    Sotheby’s March 19 modern and contemporary south Asian art sale brought a total of $2.12 million. Of the 84 lots offered, just 48, or 57.1 percent, were sold by lot. The auction was 41 percent sold by value.

    Raza topped the sale, with Jalashaya, 2000. The piece sold for $242,500, falling within the $200,000/300,000 estimate, to a private Indian buyer. It was followed by Husain’s Untitled (Scientist), 1965, which also sold for $242,500, against an identical estimate of $200,000/300,000.

    Jagdish Swaminathan’s Untitled (Bird, Tree & Moutain Series), 1972, sold for $194,500, well above the $80,000/120,000 estimate, to an Indian dealer. Specialist Priyanka Mathew noted several strong prices, but conceded that the market is “selective,” and yielded “mixed results” in certain areas.
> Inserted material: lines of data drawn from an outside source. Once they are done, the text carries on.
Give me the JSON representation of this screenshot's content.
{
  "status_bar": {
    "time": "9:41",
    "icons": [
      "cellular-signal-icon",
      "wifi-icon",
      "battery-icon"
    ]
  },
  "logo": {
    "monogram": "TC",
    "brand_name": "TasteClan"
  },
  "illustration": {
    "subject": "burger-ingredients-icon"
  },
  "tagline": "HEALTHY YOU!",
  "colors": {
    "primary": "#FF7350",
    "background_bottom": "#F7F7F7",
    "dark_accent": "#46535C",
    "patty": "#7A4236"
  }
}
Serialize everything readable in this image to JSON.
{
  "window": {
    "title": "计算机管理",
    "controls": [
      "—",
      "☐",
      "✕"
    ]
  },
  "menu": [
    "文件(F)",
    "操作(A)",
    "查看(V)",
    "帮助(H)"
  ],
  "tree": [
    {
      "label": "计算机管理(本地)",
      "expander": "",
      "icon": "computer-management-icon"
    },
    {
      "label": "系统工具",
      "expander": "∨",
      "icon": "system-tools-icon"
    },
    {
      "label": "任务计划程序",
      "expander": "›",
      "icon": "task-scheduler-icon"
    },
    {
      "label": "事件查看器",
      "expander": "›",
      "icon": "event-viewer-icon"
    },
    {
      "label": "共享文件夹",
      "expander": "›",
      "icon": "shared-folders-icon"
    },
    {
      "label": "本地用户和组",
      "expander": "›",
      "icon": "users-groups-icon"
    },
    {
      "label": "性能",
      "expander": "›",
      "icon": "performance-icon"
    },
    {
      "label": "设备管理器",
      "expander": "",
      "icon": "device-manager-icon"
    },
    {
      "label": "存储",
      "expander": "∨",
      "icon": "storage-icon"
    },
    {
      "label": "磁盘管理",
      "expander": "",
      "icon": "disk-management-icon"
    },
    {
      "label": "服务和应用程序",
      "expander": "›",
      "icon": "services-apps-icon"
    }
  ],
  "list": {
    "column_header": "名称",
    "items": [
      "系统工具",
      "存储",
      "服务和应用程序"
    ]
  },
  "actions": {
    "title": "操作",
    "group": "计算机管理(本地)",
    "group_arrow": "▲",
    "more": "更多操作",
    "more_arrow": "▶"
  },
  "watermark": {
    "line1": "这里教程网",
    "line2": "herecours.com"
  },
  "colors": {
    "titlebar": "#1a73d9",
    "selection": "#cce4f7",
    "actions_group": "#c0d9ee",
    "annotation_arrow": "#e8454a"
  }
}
    There were four other works by Husain in the top lots: Udaipur, 1962, sold for $98,500, meeting the $80,000/120,000 estimate; Untitled (Horse), an undated oil on mounted canvas, sold for $62,500, compared with an estimate of $50,000/70,000; Untitled (Woman on a Horse), undated, sold for $56,250, exceeding the $15,000/20,000 estimate; and an untitled gouache and ink on paper, 1949, depicting a woman with a broom, sold for $52,500, compared with an estimate of $35,000/55,000.

    The Sotheby’s March 21 sale of Indian and southeast Asian works of art totaled $3.8 million, with 72 percent sold by lot and 74 percent sold by value. The top lot was a standing Vishnu, ca. 12th century (Nepal), which was bought by an American buyer for $590,500, against a high estimate of $300,000. The second-highest lot was a polished brown sandstone of Uma, 11th century (Khmer, Baphuon period), which was bought for $530,500, over four times the high estimate of $120,000.

    Anuradha Ghosh-Mazumdar, head of the Indian southeast Asian art department said, “top lots—sculptures of Vishnu and Uma were completely fresh to the market, which helped drive prices well over the high estimates and reflected a stable market in this category.”

    At Sotheby’s March 20 Chinese ceramics and works of art sale, two “Heaven and Earth” revolving brushpots from the Qianlong period led the sale. Both of the rare pieces well exceeded their respective $120,000/150,000 and $80,000/120,000 estimates to achieve a combined total of $3.5 million. Henry Howard-Sneyd, Sotheby’s vice chair of Asian art, said: “collectors are prepared to fight for objects with rarity and good provenance when offered at conservative estimates.